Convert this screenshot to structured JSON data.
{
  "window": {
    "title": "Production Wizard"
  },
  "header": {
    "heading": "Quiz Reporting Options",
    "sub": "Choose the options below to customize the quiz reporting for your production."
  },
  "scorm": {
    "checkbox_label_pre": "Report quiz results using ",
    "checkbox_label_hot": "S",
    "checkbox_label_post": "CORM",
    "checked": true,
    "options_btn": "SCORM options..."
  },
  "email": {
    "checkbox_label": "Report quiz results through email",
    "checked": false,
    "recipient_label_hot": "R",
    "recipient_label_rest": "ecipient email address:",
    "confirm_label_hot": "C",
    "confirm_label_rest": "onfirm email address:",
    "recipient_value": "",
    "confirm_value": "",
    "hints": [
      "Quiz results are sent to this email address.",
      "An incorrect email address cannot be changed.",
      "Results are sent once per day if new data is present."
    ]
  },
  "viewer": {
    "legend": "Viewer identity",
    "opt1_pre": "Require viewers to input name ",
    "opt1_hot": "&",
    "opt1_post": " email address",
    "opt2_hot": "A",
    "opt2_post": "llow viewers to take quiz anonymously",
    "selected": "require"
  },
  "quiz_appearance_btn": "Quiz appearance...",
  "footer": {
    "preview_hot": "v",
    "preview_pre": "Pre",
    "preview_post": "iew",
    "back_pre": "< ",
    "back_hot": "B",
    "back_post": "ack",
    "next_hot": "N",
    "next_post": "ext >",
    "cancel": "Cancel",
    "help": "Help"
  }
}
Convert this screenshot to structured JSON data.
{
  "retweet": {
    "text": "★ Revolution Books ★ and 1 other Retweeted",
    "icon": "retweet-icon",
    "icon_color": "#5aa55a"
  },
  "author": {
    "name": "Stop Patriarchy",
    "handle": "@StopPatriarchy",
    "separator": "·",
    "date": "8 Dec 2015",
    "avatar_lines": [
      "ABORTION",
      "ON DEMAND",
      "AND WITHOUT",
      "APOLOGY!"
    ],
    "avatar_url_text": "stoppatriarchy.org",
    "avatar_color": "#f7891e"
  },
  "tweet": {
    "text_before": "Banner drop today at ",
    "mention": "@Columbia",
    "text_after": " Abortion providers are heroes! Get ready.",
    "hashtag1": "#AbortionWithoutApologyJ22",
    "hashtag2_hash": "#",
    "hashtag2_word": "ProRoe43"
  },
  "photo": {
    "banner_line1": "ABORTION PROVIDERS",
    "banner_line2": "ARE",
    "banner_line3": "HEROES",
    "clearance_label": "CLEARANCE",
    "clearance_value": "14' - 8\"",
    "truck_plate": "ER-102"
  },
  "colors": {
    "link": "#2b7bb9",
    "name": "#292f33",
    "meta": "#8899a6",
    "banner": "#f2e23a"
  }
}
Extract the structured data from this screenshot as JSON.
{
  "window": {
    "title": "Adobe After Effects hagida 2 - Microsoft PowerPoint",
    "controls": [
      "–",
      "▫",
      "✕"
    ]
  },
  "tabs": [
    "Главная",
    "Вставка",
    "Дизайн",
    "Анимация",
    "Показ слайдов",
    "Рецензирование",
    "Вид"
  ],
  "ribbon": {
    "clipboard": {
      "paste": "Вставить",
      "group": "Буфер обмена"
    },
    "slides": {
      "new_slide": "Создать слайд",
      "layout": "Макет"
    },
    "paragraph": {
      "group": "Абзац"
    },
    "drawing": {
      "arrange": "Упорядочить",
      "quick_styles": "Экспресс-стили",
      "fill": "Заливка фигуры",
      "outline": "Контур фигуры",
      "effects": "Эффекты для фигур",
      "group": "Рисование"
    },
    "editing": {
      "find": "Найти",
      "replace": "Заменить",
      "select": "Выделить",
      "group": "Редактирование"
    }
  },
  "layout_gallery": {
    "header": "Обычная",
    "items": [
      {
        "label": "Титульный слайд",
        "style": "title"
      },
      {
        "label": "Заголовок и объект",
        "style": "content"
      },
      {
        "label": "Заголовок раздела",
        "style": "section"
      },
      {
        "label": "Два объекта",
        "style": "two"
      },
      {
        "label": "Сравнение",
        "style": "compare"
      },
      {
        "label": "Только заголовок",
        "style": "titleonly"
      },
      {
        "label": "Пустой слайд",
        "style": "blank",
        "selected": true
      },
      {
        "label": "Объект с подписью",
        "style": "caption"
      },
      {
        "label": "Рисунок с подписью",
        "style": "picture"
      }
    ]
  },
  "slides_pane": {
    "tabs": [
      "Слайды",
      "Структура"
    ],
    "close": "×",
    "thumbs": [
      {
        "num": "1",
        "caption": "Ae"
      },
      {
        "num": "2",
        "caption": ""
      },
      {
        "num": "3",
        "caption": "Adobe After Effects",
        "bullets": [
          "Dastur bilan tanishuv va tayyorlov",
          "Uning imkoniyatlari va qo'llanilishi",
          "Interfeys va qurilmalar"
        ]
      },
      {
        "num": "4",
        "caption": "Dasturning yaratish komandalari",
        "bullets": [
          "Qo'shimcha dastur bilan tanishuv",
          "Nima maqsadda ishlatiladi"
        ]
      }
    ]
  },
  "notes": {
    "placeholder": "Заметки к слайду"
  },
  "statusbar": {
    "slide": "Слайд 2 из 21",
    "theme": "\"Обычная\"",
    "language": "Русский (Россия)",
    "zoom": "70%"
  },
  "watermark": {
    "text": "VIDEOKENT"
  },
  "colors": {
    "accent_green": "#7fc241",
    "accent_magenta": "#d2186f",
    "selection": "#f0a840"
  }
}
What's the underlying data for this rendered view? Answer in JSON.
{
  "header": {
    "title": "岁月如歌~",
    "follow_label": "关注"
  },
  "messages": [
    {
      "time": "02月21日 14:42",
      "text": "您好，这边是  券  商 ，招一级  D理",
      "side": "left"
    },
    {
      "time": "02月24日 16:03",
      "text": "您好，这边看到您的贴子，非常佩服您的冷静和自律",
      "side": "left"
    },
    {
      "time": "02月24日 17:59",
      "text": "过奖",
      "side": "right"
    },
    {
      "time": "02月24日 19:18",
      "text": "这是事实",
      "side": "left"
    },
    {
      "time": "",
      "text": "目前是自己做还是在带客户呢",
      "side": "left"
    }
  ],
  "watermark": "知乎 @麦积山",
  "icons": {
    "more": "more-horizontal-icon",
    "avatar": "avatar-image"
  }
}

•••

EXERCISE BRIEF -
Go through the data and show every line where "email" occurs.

YOUR SOLUTION -
  "email": {
    "checkbox_label": "Report quiz results through email",
    "recipient_label_rest": "ecipient email address:",
    "confirm_label_rest": "onfirm email address:",
      "Quiz results are sent to this email address.",
      "An incorrect email address cannot be changed.",
    "opt1_post": " email address",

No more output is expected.